On 13th October, The Council adopted conclusions on seizing the opportunities of digitalisation for access to justice (see press release here). In summary, the conclusions recognise that digital transformation continues to profoundly change people’s lives and that judicial systems, as a central pillar of the rule of law, must align with these evolving demands. It sets out that the use of digital solutions can help to better structure proceedings and automate and accelerate the handling of standardised tasks to increase efficiency of court proceedings. The need to invest in digital capabilities has become particularly profound in light of the COVID crisis.

The conclusions encourage the cooperation of all stakeholders, including the Commission, all Member States, European Parliament and legal practitioners, in a common, constructive and sustainable effort to continuously advance the digitalisation of justice systems.

The key themes of the conclusions are sustainability of e-CODEX, development of artificial intelligence tools, digital literacy, the promotion of digital skills and funding.

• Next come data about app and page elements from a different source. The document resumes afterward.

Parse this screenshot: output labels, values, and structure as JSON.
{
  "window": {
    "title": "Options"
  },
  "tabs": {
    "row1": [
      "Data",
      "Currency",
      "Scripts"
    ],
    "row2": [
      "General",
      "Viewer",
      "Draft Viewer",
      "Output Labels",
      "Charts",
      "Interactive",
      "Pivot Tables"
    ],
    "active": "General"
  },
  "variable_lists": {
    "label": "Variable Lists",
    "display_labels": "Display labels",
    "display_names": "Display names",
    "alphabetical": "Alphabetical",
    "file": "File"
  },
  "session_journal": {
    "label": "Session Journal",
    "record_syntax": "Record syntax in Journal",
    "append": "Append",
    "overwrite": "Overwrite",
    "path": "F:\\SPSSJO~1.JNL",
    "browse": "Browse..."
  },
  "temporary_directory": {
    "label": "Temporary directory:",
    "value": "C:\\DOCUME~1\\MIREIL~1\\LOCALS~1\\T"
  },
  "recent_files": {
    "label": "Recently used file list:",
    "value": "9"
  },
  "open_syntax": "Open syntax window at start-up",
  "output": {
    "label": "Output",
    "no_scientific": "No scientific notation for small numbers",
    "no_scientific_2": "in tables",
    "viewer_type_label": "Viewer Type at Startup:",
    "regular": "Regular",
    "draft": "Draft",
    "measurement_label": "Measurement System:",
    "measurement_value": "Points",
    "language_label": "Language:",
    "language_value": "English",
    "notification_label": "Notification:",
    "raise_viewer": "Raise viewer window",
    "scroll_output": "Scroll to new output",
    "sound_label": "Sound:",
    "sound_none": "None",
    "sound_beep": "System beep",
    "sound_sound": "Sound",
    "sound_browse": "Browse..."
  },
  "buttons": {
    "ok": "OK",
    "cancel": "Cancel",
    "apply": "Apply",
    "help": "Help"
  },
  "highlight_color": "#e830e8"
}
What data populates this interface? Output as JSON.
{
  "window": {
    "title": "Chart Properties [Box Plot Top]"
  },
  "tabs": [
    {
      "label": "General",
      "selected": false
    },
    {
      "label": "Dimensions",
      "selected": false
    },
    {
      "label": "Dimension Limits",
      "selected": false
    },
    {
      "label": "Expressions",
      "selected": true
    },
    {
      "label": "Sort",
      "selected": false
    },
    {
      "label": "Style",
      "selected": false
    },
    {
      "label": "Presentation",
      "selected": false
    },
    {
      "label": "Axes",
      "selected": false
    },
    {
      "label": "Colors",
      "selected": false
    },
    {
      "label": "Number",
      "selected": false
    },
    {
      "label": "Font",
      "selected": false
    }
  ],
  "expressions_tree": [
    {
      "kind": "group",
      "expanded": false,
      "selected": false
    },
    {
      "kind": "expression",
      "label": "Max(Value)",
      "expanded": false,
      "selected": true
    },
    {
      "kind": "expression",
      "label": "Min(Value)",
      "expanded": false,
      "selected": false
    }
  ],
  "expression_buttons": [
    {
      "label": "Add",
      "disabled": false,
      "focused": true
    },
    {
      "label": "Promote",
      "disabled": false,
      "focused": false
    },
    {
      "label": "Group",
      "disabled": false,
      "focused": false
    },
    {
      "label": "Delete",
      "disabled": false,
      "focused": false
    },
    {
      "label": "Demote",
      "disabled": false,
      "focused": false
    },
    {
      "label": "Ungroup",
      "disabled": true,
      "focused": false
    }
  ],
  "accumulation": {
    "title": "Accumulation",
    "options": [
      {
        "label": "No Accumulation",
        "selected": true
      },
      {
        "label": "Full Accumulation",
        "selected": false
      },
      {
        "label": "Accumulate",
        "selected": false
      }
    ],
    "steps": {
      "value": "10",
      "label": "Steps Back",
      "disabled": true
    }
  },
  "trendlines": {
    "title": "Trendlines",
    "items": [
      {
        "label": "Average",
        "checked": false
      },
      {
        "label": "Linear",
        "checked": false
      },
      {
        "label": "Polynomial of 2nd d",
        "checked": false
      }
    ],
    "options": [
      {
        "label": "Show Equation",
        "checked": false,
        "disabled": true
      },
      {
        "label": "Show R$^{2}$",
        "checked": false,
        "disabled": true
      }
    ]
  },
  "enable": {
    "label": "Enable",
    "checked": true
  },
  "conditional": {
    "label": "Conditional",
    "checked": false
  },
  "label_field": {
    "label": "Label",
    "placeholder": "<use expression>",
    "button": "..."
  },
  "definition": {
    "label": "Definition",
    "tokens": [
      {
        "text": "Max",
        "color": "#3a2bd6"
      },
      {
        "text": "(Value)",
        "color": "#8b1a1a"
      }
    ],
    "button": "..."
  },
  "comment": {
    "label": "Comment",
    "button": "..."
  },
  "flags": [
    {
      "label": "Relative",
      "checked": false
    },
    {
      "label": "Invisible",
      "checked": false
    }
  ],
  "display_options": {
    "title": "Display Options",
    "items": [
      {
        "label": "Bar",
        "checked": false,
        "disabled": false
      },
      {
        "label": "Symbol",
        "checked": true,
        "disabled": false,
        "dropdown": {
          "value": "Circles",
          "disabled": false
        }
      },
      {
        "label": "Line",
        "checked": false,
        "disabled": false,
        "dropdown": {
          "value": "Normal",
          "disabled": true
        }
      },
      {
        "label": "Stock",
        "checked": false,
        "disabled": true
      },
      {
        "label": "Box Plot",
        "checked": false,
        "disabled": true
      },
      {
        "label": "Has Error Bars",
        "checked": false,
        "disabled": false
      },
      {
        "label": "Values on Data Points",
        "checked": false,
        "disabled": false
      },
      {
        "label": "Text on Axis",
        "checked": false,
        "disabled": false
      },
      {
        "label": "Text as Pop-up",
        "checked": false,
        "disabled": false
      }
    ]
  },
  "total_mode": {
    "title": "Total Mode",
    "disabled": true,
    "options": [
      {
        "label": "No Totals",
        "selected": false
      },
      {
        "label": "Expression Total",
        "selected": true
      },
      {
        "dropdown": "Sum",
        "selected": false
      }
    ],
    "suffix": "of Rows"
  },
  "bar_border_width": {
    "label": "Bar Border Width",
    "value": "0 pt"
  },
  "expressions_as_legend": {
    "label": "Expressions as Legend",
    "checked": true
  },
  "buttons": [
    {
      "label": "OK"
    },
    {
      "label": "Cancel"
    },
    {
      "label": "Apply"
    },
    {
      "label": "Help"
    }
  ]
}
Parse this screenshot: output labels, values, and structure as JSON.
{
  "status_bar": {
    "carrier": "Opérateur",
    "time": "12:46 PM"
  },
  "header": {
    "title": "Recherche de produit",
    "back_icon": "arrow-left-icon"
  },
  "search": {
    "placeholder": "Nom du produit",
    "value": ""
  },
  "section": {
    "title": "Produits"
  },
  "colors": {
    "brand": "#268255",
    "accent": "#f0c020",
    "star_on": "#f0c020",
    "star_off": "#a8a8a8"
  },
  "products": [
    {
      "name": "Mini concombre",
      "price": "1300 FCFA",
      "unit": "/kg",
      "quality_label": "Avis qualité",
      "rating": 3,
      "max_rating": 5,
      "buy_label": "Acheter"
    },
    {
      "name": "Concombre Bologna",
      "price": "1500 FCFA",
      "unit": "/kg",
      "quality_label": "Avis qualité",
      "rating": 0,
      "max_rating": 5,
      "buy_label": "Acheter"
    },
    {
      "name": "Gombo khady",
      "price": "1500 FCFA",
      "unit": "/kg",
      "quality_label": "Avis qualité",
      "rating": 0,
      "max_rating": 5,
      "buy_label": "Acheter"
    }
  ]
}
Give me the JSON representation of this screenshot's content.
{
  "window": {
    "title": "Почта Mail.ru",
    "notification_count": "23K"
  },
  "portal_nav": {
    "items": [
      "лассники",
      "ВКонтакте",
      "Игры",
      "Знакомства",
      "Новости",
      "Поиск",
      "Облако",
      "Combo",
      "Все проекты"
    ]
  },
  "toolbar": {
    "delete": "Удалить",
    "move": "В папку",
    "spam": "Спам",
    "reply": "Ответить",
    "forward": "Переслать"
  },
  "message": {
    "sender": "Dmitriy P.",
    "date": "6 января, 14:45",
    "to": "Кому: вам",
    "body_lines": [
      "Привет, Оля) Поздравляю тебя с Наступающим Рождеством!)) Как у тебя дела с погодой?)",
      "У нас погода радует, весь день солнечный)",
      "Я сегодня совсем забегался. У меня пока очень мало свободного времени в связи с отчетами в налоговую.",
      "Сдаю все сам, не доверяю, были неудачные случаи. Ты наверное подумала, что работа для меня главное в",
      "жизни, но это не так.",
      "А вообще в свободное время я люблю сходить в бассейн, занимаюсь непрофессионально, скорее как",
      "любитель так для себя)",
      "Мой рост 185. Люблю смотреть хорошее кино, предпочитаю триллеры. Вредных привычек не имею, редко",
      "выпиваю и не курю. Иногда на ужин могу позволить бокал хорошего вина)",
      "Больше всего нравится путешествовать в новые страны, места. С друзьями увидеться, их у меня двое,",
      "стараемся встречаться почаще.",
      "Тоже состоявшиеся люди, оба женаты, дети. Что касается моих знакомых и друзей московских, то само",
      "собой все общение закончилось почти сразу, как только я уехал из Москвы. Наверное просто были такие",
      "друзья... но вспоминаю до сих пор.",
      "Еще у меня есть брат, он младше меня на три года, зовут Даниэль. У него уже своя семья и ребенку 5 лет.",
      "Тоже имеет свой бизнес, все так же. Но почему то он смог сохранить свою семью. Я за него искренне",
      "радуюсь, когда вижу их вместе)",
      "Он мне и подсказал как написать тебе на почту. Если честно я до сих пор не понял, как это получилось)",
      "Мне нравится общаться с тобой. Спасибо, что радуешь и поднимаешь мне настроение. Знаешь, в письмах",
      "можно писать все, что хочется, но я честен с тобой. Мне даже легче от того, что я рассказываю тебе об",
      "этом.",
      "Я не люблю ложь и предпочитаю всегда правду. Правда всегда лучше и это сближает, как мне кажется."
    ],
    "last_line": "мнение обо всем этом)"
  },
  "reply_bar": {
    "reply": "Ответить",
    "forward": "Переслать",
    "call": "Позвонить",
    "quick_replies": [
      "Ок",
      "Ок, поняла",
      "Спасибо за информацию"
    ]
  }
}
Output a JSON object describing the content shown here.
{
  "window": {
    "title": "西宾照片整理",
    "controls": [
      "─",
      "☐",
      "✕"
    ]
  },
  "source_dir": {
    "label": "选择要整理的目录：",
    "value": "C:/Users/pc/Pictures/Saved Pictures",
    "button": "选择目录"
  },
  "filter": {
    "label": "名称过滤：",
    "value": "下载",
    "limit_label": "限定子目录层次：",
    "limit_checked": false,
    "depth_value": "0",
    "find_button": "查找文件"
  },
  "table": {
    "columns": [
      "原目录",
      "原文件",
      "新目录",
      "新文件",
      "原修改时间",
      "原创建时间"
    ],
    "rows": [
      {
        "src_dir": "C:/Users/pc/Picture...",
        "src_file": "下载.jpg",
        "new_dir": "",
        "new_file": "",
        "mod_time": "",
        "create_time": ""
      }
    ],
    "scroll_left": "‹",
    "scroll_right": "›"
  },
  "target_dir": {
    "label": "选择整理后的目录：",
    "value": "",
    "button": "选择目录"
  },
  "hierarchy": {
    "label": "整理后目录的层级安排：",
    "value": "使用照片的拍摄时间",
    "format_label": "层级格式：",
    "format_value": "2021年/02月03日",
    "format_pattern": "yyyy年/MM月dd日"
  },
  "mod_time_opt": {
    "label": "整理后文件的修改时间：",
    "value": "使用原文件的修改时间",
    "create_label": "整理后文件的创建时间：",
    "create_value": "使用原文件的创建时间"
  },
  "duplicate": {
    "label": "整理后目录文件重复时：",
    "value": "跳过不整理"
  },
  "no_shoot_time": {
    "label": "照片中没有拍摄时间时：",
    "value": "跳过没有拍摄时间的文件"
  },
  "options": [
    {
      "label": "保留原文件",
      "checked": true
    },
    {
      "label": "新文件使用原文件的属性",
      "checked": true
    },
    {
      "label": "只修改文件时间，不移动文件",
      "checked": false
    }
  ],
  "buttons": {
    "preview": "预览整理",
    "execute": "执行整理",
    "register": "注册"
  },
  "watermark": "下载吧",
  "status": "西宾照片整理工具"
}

The Council calls on the Commission to develop a comprehensive strategy towards digitalisation by the end of 2020, ensuring appropriate funding to support the initiative. The conclusions stress that the employment of digital technologies should not undermine the fundamental rights and that traditional non-digital processes should be retained so as to provide citizen who cannot fully participate in technological developments are still able to access justice and legal protections.

The Commission are invited to present a legislative proposal, ensuring the sustainability of e-CODEX with an adequate governance and management structure compatible with eu-LISA that respects the independence of the judiciary and the constitutional requirements of the Member States and ensures adequate representation of the EU and Member States’ judiciary, as well as the key stakeholders.

The conclusions emphasise the necessity of digital literacy of citizens and practitioners and calls on the Commission to promote digital skills by promoting training opportunities to judicial justice practitioners.

The Council notes that cooperation with Member States is needed in designing a future framework for artificial intelligence tools and calls on the Commission to assess the potential benefits, risks and requirements specific to the justice system. It underlines that any use of artificial intelligence tools must not interfere with the decision-making power of the judiciary or infringe an individual’s fundamental rights.

The Commission, on 2 December 2020 is expected, by way of a Communication, to outline the their approach to digitalisation and increasing cross-border judicial cooperation, provide mechanisms for a quicker transition to a digitalised system and propose some solutions to help systems cope with the COVID-19 crisis.